• WHAT IS BEING ASKED:
Each entry should be printed exactly, with its images omitted.
====
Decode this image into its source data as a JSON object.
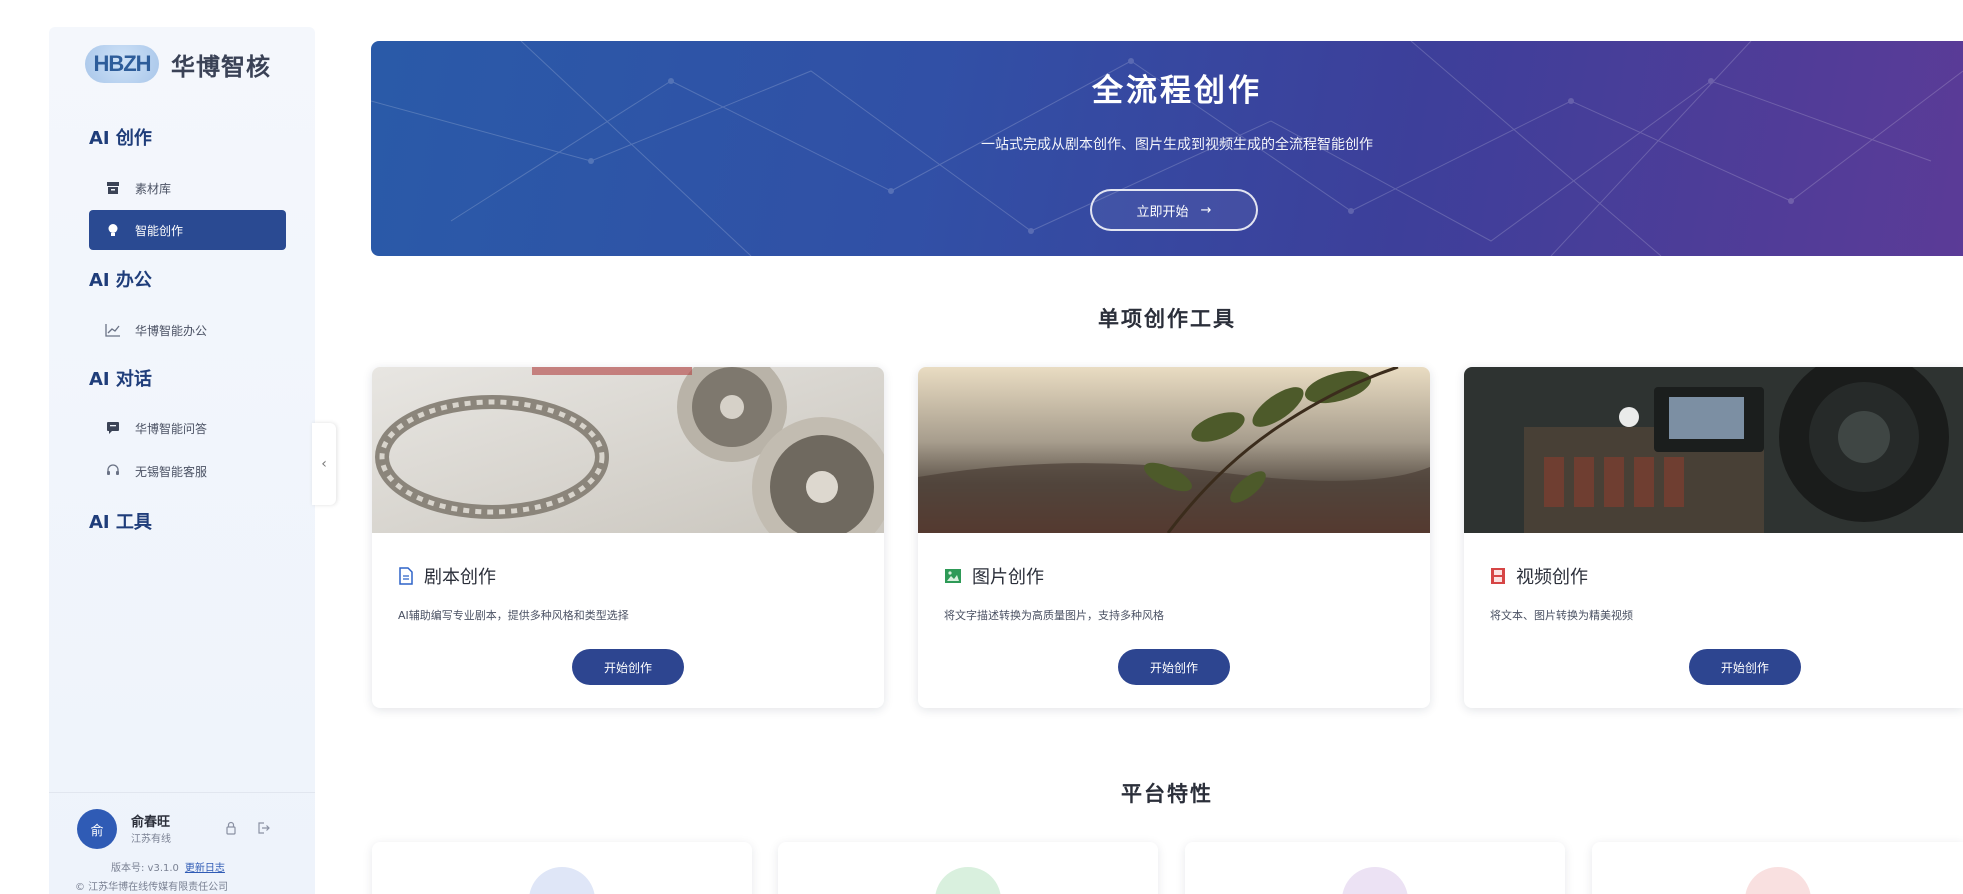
{
  "brand": {
    "mark": "HBZH",
    "name": "华博智核"
  },
  "sidebar": {
    "groups": [
      {
        "label": "AI 创作"
      },
      {
        "label": "AI 办公"
      },
      {
        "label": "AI 对话"
      },
      {
        "label": "AI 工具"
      }
    ],
    "items": [
      {
        "label": "素材库",
        "icon": "archive-icon"
      },
      {
        "label": "智能创作",
        "icon": "lightbulb-icon",
        "active": true
      },
      {
        "label": "华博智能办公",
        "icon": "chart-line-icon"
      },
      {
        "label": "华博智能问答",
        "icon": "chat-icon"
      },
      {
        "label": "无锡智能客服",
        "icon": "headset-icon"
      }
    ],
    "collapse_glyph": "‹"
  },
  "user": {
    "avatar": "俞",
    "name": "俞春旺",
    "org": "江苏有线",
    "version_label": "版本号: v3.1.0",
    "changelog_link": "更新日志",
    "copyright": "© 江苏华博在线传媒有限责任公司"
  },
  "hero": {
    "title": "全流程创作",
    "subtitle": "一站式完成从剧本创作、图片生成到视频生成的全流程智能创作",
    "button_label": "立即开始",
    "button_arrow": "→"
  },
  "sections": {
    "tools_title": "单项创作工具",
    "features_title": "平台特性"
  },
  "tools": [
    {
      "title": "剧本创作",
      "icon": "document-icon",
      "icon_color": "#2f63c8",
      "description": "AI辅助编写专业剧本，提供多种风格和类型选择",
      "button_label": "开始创作"
    },
    {
      "title": "图片创作",
      "icon": "image-icon",
      "icon_color": "#2e9a57",
      "description": "将文字描述转换为高质量图片，支持多种风格",
      "button_label": "开始创作"
    },
    {
      "title": "视频创作",
      "icon": "film-icon",
      "icon_color": "#d64545",
      "description": "将文本、图片转换为精美视频",
      "button_label": "开始创作"
    }
  ],
  "features": [
    {
      "color": "#dfe6f7"
    },
    {
      "color": "#d9f0de"
    },
    {
      "color": "#ece2f4"
    },
    {
      "color": "#f9e0e0"
    }
  ],
  "colors": {
    "accent": "#2a4a92",
    "hero_start": "#2a5aa8",
    "hero_end": "#5b3b97",
    "button": "#2d4590"
  }
}
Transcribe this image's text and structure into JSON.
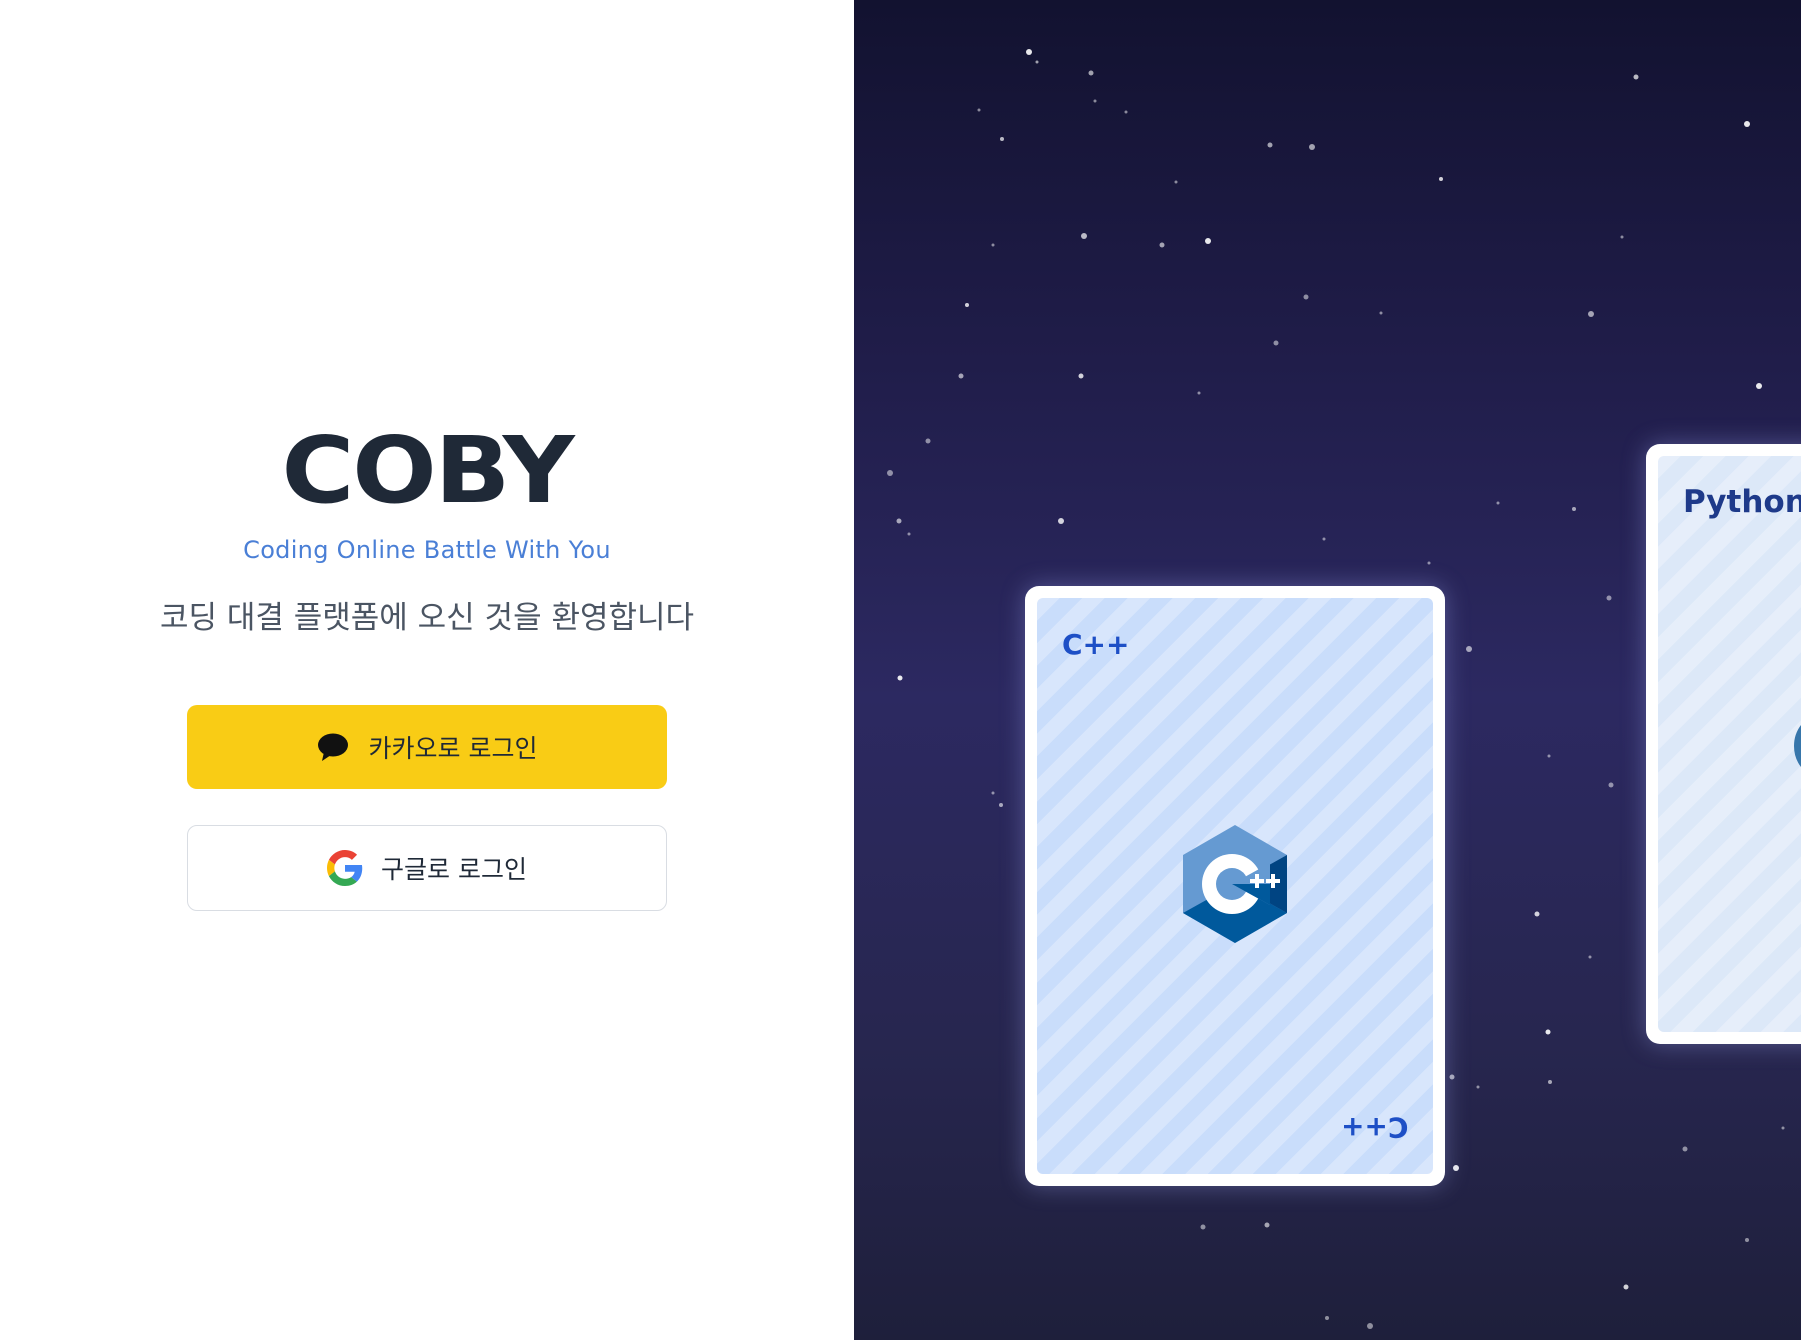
{
  "login": {
    "logo": "COBY",
    "tagline": "Coding Online Battle With You",
    "welcome": "코딩 대결 플랫폼에 오신 것을 환영합니다",
    "kakao_label": "카카오로 로그인",
    "google_label": "구글로 로그인"
  },
  "cards": {
    "cpp": {
      "title": "C++",
      "corner": "C++",
      "icon": "cpp-logo-icon"
    },
    "python": {
      "title": "Python",
      "icon": "python-logo-icon"
    }
  },
  "colors": {
    "kakao": "#f9cc15",
    "tagline": "#4a7fd6",
    "logo": "#1f2937",
    "space_bg_top": "#121230",
    "space_bg_mid": "#2c2961",
    "card_face": "#c9ddfb",
    "card_label": "#1d4fc6"
  }
}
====
• YOUR RESPONSE:
Decode this image into its source data as a JSON object.
{
  "brand": {
    "mark": "HBZH",
    "name": "华博智核"
  },
  "sidebar": {
    "groups": [
      {
        "label": "AI 创作"
      },
      {
        "label": "AI 办公"
      },
      {
        "label": "AI 对话"
      },
      {
        "label": "AI 工具"
      }
    ],
    "items": [
      {
        "label": "素材库",
        "icon": "archive-icon"
      },
      {
        "label": "智能创作",
        "icon": "lightbulb-icon",
        "active": true
      },
      {
        "label": "华博智能办公",
        "icon": "chart-line-icon"
      },
      {
        "label": "华博智能问答",
        "icon": "chat-icon"
      },
      {
        "label": "无锡智能客服",
        "icon": "headset-icon"
      }
    ],
    "collapse_glyph": "‹"
  },
  "user": {
    "avatar": "俞",
    "name": "俞春旺",
    "org": "江苏有线",
    "version_label": "版本号: v3.1.0",
    "changelog_link": "更新日志",
    "copyright": "© 江苏华博在线传媒有限责任公司"
  },
  "hero": {
    "title": "全流程创作",
    "subtitle": "一站式完成从剧本创作、图片生成到视频生成的全流程智能创作",
    "button_label": "立即开始",
    "button_arrow": "→"
  },
  "sections": {
    "tools_title": "单项创作工具",
    "features_title": "平台特性"
  },
  "tools": [
    {
      "title": "剧本创作",
      "icon": "document-icon",
      "icon_color": "#2f63c8",
      "description": "AI辅助编写专业剧本，提供多种风格和类型选择",
      "button_label": "开始创作"
    },
    {
      "title": "图片创作",
      "icon": "image-icon",
      "icon_color": "#2e9a57",
      "description": "将文字描述转换为高质量图片，支持多种风格",
      "button_label": "开始创作"
    },
    {
      "title": "视频创作",
      "icon": "film-icon",
      "icon_color": "#d64545",
      "description": "将文本、图片转换为精美视频",
      "button_label": "开始创作"
    }
  ],
  "features": [
    {
      "color": "#dfe6f7"
    },
    {
      "color": "#d9f0de"
    },
    {
      "color": "#ece2f4"
    },
    {
      "color": "#f9e0e0"
    }
  ],
  "colors": {
    "accent": "#2a4a92",
    "hero_start": "#2a5aa8",
    "hero_end": "#5b3b97",
    "button": "#2d4590"
  }
}
Transcribe this image's text and structure into JSON.
{
  "login": {
    "logo": "COBY",
    "tagline": "Coding Online Battle With You",
    "welcome": "코딩 대결 플랫폼에 오신 것을 환영합니다",
    "kakao_label": "카카오로 로그인",
    "google_label": "구글로 로그인"
  },
  "cards": {
    "cpp": {
      "title": "C++",
      "corner": "C++",
      "icon": "cpp-logo-icon"
    },
    "python": {
      "title": "Python",
      "icon": "python-logo-icon"
    }
  },
  "colors": {
    "kakao": "#f9cc15",
    "tagline": "#4a7fd6",
    "logo": "#1f2937",
    "space_bg_top": "#121230",
    "space_bg_mid": "#2c2961",
    "card_face": "#c9ddfb",
    "card_label": "#1d4fc6"
  }
}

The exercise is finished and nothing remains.